Strengths and Weaknesses: Herbert’s strength lies in his ability to weave complex themes with an expansive universe, though some may find the dense political intricacies overwhelming.
Uniqueness: “Dune” stands out for its detailed world-building and prescient focus on environmental and resource-based conflicts.
Use of Literary Devices: Herbert masterfully uses symbolism, such as water and the sandworm, and literary devices like foreshadowing and irony to enhance the depth of his narrative.
Authorial Relation: Herbert’s own interest in ecology and human psychology is mirrored in the novel’s themes, and while “Dune” is a work of fiction, its allusions to real-world struggles for power and resources resonate with broader social issues.
Evaluation: Who Will Traverse the Dunes?
“Dune” will captivate readers who appreciate epic sagas and intricate world-building. Its literary merit places it alongside works like “Lord of the Rings,” and its commentary on power dynamics may remind readers of “1984”.
“Dune” remains a monumental achievement in science fiction, a book that defies the constraints of the genre to offer a narrative rich with meaning and complexity. It’s a work that demands not just to be read, but to be experienced, contemplated, and ultimately respected. As we continue to grapple with the themes Herbert laid out so many years ago, one thing is clear: the sands of “Dune” are eternal, and their lessons timeless. Whether you’re revisiting this classic or discovering it for the first time, the journey is sure to be as transformative as the spice of Arrakis itself. So, are you ready to explore the depths of “Dune”? Join the conversation and share your thoughts on this sci-fi cornerstone.

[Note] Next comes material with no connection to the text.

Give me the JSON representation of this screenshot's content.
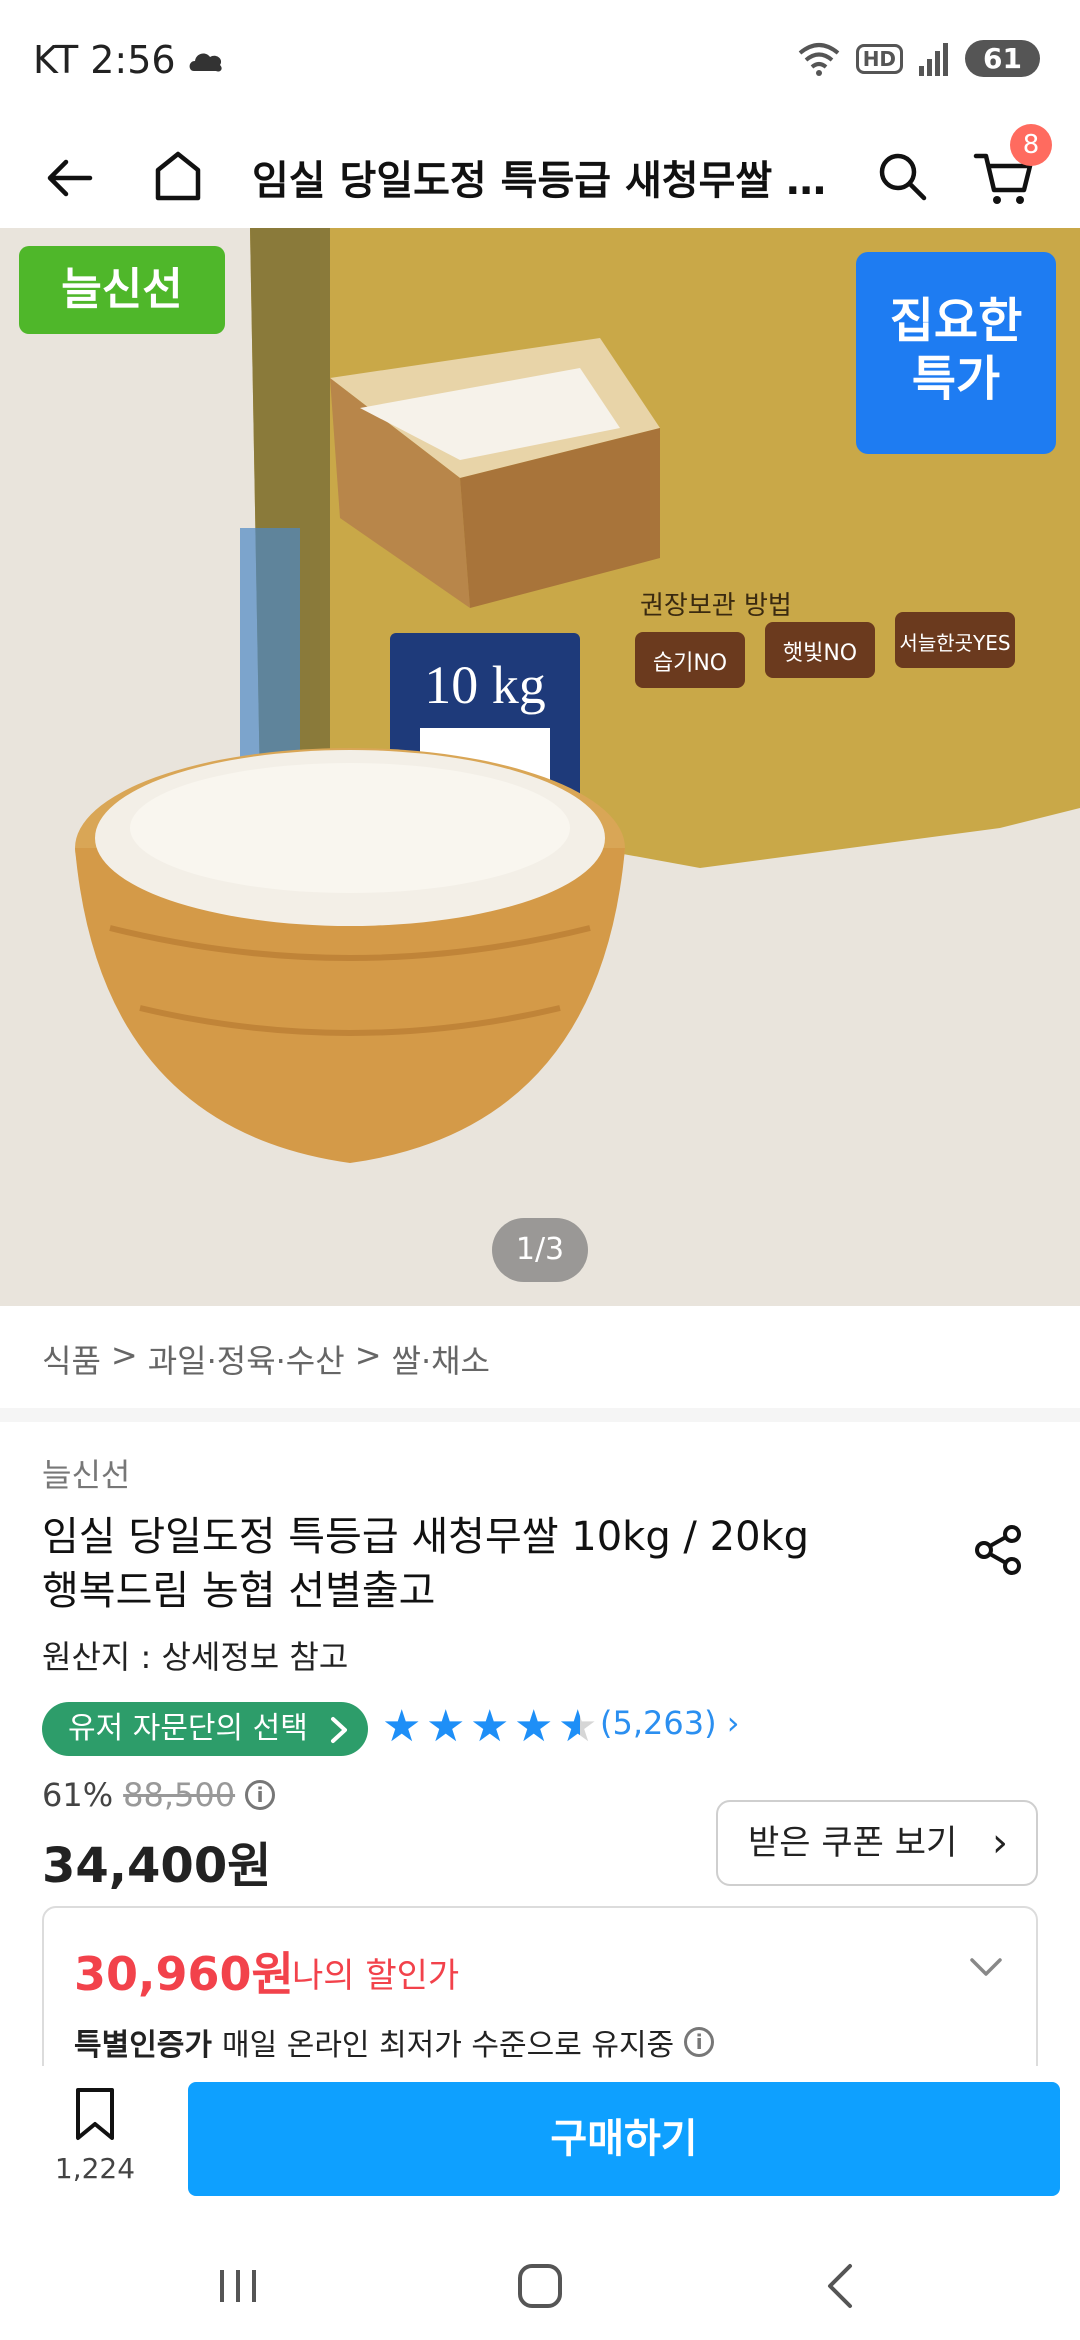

When you’re done with “Dune” (book 1), see our review of the second book in the Dune Chronicles series, “Dune Messiah”
- ISBN: 9780441172719
- Number of Pages: Approximately 896 pages

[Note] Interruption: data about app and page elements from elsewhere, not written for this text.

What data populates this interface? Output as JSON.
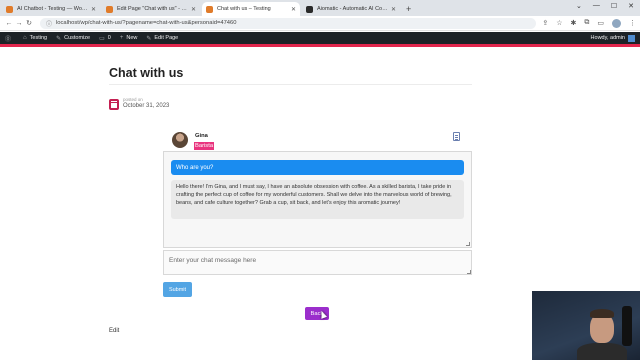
{
  "browser": {
    "tabs": [
      {
        "title": "AI Chatbot - Testing — WordPress",
        "active": false
      },
      {
        "title": "Edit Page \"Chat with us\" - Testing",
        "active": false
      },
      {
        "title": "Chat with us – Testing",
        "active": true
      },
      {
        "title": "Aiomatic - Automatic AI Content",
        "active": false
      }
    ],
    "url": "localhost/wp/chat-with-us/?pagename=chat-with-us&personaid=47460"
  },
  "admin_bar": {
    "site": "Testing",
    "customize": "Customize",
    "comments": "0",
    "new": "New",
    "edit": "Edit Page",
    "greeting": "Howdy, admin"
  },
  "page": {
    "title": "Chat with us",
    "posted_label": "posted on",
    "date": "October 31, 2023",
    "edit_link": "Edit"
  },
  "chat": {
    "persona_name": "Gina",
    "persona_role": "Barista",
    "messages": [
      {
        "role": "user",
        "text": "Who are you?"
      },
      {
        "role": "bot",
        "text": "Hello there! I'm Gina, and I must say, I have an absolute obsession with coffee. As a skilled barista, I take pride in crafting the perfect cup of coffee for my wonderful customers. Shall we delve into the marvelous world of brewing, beans, and cafe culture together? Grab a cup, sit back, and let's enjoy this aromatic journey!"
      }
    ],
    "input_placeholder": "Enter your chat message here",
    "submit_label": "Submit",
    "back_label": "Back"
  },
  "colors": {
    "user_bubble": "#1a8cf0",
    "persona_badge": "#e9347e",
    "submit": "#53a5e4",
    "back": "#9b2ecc",
    "admin_bar": "#1d2327"
  }
}
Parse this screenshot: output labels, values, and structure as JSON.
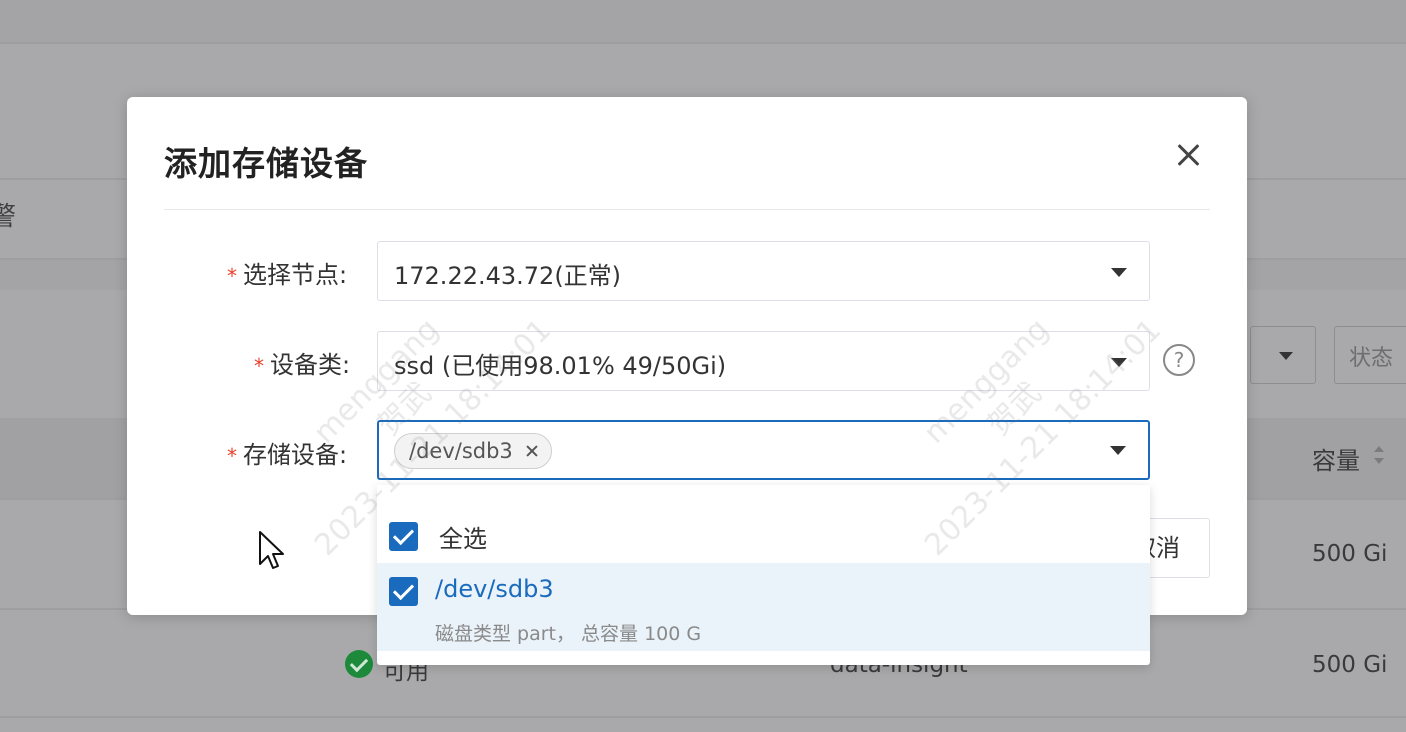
{
  "background": {
    "left_heading": "警",
    "status_filter_placeholder": "状态",
    "column_capacity": "容量",
    "rows": [
      {
        "capacity": "500 Gi"
      },
      {
        "status": "可用",
        "name": "data-insight",
        "capacity": "500 Gi"
      }
    ]
  },
  "modal": {
    "title": "添加存储设备",
    "fields": {
      "node": {
        "label": "选择节点:",
        "value": "172.22.43.72(正常)"
      },
      "device_class": {
        "label": "设备类:",
        "value": "ssd (已使用98.01%  49/50Gi)"
      },
      "storage_device": {
        "label": "存储设备:",
        "tags": [
          "/dev/sdb3"
        ]
      }
    },
    "help_icon": "?",
    "cancel_button": "取消"
  },
  "dropdown": {
    "select_all": "全选",
    "options": [
      {
        "label": "/dev/sdb3",
        "detail": "磁盘类型 part， 总容量 100 G",
        "checked": true
      }
    ]
  },
  "watermark": {
    "user": "menggang",
    "name": "贺武",
    "time": "2023-11-21 18:14:01"
  },
  "colors": {
    "primary": "#1a6bbd",
    "required": "#e8402b",
    "selected_bg": "#eaf2fa",
    "overlay": "#a9a9ab"
  }
}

- Publisher: Chilton Books
- First Publish Date: August 1, 1965
- Adaptations: Yes, into movies, TV series, and more recently, a 2021 feature film directed by Denis Villeneuve. Part 2 of the 2021 release is expected to be released in the first quarter of 2024!
- Genre: Science Fiction
- BISAC Categories: Science Fiction – Space Opera; Fiction – Classics
- Suggested Reading Age: 14+
Awards and Accolades
- Hugo Award for Best Novel (1966)
- Nebula Award for Best Novel (1965)
- Was a New York Times bestseller
About the Author
Frank Herbert (1920-1986) was a critically acclaimed and commercially successful American science fiction author. Other bestsellers by Herbert include “Children of Dune” and “God Emperor of Dune,” amongst others. Herbert’s literary talent was recognized with multiple awards throughout his career.
Other reviews of “Dune”
Where to Buy
You can purchase “Dune” by Frank Herbert on Bookshop.org.
“Dune” is the first novel in a series that includes “Dune Messiah,” “Children of Dune,” “God Emperor of Dune,” “Heretics of Dune,” and “Chapterhouse: Dune.” Each continues to explore the universe with the same depth and complexity as the original.